* Dataset records *
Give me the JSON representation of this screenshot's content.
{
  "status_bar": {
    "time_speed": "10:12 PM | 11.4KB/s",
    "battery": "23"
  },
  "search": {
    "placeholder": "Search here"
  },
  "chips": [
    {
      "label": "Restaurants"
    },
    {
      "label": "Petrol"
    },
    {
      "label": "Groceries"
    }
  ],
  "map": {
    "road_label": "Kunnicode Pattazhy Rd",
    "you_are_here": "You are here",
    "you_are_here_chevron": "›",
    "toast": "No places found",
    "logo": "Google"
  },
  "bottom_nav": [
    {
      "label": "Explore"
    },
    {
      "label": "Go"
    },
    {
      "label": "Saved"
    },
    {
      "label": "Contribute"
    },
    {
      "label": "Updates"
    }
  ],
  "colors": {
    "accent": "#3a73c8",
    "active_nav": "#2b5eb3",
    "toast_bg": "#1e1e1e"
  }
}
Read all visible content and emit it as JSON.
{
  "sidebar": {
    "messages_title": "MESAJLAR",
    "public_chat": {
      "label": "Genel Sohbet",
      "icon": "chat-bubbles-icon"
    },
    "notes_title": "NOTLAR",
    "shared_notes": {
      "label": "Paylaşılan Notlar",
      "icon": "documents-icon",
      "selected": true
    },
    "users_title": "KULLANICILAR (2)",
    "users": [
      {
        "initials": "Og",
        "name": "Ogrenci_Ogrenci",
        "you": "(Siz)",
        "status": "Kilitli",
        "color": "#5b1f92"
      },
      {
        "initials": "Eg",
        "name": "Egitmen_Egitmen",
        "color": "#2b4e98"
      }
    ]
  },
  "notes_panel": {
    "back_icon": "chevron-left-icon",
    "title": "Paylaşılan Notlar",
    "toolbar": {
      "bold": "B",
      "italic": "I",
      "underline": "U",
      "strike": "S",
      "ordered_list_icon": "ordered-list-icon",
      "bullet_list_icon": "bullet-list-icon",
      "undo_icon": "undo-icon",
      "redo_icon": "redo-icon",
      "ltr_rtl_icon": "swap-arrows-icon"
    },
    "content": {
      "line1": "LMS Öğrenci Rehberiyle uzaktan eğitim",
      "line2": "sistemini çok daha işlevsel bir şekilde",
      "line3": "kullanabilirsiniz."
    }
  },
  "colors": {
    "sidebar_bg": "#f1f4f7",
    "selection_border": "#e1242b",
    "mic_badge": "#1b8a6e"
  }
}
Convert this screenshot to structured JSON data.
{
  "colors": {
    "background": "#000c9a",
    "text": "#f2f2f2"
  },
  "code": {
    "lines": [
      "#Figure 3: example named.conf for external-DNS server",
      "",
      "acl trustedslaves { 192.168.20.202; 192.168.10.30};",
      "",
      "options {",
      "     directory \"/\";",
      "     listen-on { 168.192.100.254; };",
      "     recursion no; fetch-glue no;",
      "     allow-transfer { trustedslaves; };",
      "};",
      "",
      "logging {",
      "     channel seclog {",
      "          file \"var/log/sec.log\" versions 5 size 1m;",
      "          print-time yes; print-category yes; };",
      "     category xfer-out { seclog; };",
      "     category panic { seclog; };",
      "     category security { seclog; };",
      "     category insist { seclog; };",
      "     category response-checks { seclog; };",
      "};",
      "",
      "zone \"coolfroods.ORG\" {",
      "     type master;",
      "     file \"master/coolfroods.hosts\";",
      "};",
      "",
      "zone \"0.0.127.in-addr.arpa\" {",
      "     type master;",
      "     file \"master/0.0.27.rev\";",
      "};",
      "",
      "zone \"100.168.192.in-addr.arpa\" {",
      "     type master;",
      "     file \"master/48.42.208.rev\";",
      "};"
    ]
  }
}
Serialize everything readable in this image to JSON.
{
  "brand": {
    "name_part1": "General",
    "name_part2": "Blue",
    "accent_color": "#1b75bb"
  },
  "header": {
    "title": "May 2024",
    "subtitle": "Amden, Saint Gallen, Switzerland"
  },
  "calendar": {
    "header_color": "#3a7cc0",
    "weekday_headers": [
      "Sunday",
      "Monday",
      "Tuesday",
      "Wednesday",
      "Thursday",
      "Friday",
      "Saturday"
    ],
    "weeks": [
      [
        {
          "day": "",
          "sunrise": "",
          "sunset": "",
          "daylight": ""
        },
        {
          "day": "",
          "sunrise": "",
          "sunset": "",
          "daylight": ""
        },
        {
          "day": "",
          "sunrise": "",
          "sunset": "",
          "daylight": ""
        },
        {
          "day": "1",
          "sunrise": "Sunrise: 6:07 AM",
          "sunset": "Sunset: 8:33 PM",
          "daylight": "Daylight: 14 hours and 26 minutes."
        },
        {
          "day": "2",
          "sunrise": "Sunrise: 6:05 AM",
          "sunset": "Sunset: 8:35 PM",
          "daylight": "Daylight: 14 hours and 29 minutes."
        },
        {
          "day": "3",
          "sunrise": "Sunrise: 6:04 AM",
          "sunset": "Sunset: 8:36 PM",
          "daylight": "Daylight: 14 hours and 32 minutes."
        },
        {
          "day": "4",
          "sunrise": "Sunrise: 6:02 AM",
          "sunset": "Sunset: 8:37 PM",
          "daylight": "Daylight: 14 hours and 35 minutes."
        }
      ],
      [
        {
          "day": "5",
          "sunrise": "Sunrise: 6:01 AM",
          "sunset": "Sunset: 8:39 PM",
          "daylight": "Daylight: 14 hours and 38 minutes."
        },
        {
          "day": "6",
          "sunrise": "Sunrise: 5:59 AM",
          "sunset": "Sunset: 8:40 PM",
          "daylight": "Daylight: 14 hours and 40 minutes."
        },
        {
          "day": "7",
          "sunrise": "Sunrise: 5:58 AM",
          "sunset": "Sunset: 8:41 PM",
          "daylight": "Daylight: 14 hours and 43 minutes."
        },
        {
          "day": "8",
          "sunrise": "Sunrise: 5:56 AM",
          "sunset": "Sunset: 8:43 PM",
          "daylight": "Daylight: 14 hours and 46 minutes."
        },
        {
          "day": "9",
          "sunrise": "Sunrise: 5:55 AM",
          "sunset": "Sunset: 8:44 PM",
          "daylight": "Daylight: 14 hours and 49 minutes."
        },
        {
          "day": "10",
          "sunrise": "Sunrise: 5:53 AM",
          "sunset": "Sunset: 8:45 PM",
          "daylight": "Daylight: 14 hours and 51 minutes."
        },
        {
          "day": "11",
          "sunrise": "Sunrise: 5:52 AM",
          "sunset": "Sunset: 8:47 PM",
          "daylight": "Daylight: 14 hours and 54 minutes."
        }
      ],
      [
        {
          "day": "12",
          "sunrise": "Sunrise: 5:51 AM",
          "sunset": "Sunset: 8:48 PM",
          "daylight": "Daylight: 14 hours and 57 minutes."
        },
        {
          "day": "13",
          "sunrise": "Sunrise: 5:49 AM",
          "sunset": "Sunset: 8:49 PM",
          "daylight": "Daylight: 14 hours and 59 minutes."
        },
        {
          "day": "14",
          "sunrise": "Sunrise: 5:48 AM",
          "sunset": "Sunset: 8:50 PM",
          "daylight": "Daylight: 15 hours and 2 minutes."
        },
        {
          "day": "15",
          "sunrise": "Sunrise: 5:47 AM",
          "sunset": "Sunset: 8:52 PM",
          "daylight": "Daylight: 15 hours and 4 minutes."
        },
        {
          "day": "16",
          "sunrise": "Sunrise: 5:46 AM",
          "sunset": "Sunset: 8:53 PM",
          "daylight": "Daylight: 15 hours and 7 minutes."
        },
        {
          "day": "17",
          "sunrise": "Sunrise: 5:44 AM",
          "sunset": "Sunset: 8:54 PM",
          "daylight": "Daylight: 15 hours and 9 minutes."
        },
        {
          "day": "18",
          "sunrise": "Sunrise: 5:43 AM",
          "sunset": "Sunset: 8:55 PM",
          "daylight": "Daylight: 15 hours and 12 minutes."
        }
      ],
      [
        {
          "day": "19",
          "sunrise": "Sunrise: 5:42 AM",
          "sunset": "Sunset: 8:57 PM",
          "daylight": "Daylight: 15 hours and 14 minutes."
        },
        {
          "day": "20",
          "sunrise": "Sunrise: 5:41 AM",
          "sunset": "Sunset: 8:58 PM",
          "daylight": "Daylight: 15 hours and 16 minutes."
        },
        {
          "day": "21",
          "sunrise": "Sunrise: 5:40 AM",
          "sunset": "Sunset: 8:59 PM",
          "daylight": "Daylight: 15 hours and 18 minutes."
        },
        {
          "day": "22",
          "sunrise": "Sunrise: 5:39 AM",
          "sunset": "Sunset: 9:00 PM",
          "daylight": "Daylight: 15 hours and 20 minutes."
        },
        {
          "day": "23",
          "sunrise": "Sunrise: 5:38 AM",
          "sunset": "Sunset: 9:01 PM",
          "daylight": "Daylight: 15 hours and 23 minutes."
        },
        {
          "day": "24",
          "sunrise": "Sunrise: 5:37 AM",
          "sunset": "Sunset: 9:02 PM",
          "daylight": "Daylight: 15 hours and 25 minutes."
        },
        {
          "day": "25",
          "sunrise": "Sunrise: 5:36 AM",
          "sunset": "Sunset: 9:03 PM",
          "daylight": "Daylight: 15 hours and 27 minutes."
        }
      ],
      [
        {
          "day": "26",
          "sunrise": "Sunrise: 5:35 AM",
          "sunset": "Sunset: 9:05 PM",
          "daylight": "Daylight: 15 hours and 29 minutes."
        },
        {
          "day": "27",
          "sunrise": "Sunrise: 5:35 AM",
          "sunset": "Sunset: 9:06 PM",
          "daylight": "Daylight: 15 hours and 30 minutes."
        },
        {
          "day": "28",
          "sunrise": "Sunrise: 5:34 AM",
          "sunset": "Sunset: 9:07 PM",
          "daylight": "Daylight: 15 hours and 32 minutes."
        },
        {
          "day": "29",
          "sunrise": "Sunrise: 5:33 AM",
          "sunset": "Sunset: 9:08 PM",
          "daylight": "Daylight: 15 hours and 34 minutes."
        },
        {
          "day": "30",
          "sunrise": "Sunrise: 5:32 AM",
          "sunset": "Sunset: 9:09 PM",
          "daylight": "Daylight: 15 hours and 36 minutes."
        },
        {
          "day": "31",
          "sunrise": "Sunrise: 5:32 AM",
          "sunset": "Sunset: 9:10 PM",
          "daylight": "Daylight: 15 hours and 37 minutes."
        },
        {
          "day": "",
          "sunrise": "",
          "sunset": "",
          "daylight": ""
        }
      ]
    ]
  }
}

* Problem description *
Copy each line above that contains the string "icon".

* Exercise answer *
      "icon": "chat-bubbles-icon"
      "icon": "documents-icon",
    "back_icon": "chevron-left-icon",
      "ordered_list_icon": "ordered-list-icon",
      "bullet_list_icon": "bullet-list-icon",
      "undo_icon": "undo-icon",
      "redo_icon": "redo-icon",
      "ltr_rtl_icon": "swap-arrows-icon"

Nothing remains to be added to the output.